(Data records for software interfaces)
=== Section Start ===

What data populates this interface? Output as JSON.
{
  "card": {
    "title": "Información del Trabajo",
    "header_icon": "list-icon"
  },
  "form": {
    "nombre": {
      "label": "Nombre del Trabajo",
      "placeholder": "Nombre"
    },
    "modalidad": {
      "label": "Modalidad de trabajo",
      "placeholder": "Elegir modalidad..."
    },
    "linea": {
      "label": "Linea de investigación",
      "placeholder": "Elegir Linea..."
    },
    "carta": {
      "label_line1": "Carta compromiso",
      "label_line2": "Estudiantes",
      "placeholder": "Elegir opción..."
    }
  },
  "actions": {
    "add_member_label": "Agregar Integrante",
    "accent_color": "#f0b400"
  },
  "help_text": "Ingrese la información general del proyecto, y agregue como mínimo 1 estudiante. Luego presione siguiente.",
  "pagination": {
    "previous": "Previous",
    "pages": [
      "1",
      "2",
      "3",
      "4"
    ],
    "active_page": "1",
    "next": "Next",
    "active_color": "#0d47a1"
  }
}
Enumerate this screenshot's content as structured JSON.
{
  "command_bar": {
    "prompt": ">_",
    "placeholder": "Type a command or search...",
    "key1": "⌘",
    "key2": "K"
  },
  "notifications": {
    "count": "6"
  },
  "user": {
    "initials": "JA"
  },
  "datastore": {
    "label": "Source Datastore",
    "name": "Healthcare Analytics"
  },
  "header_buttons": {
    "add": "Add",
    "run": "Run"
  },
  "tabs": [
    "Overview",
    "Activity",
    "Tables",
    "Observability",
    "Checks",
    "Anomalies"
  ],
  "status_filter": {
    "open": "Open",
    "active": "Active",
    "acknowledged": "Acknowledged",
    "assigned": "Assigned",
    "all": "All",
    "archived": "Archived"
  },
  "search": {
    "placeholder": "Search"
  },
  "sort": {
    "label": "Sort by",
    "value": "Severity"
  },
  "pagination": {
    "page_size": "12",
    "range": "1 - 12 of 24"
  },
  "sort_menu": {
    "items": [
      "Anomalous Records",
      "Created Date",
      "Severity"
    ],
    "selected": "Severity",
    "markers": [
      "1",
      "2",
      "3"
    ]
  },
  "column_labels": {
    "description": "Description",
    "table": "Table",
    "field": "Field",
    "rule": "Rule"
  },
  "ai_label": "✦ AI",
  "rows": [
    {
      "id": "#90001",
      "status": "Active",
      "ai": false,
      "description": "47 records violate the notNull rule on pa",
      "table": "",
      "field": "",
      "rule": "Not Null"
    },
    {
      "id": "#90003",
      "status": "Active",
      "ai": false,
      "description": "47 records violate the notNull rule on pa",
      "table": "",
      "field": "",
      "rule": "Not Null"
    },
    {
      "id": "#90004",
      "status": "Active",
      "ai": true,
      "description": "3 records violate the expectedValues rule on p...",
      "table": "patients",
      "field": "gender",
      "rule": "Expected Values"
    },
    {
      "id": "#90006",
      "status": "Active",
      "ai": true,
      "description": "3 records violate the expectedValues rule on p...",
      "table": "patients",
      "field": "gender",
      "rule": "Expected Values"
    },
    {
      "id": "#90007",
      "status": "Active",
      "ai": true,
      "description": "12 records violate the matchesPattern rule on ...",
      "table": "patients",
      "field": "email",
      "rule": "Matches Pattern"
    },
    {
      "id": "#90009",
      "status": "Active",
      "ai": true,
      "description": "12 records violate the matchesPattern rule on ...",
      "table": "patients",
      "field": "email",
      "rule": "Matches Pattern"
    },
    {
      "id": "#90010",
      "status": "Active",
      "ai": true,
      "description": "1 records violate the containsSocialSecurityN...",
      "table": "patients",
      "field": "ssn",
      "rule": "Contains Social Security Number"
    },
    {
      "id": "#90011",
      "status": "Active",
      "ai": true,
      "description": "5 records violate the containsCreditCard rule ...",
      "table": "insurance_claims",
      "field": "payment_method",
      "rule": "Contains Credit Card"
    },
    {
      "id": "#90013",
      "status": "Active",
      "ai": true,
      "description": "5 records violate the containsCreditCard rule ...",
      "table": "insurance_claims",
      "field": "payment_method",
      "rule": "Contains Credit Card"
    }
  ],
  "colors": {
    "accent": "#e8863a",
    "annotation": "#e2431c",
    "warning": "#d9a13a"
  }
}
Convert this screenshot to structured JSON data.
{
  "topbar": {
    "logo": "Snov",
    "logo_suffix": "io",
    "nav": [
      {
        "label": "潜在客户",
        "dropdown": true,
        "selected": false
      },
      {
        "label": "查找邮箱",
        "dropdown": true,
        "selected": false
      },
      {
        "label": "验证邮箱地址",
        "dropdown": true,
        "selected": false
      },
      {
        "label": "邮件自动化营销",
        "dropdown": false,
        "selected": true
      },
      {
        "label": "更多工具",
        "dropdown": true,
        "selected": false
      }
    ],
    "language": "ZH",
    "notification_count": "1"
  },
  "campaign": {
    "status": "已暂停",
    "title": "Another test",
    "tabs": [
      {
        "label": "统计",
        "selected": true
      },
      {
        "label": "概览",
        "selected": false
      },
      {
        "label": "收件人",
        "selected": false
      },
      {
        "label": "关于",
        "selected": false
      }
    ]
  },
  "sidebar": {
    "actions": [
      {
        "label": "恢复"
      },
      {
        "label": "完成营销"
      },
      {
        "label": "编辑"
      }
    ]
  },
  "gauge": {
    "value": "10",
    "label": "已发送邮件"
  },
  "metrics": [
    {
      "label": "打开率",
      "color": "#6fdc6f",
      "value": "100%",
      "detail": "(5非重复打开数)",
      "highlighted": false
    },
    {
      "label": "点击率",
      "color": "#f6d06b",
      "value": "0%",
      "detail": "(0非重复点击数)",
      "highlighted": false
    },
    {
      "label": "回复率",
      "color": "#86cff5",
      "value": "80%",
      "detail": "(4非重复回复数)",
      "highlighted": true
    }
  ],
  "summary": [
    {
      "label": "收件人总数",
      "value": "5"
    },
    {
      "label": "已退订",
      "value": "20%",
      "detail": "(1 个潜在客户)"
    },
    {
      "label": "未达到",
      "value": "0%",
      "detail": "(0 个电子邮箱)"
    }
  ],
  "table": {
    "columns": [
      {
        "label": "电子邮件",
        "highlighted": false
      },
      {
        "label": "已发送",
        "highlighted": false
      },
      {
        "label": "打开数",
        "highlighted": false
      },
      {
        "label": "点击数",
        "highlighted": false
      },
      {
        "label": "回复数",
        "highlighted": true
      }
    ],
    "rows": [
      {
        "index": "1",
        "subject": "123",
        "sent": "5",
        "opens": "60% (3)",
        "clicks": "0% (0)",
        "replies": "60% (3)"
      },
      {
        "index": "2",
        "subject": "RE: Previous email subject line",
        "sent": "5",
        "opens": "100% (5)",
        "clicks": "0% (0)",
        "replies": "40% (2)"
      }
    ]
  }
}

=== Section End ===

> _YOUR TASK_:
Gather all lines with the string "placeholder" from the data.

> _ANSWER AREA_:
      "placeholder": "Nombre"
      "placeholder": "Elegir modalidad..."
      "placeholder": "Elegir Linea..."
      "placeholder": "Elegir opción..."
    "placeholder": "Type a command or search...",
    "placeholder": "Search"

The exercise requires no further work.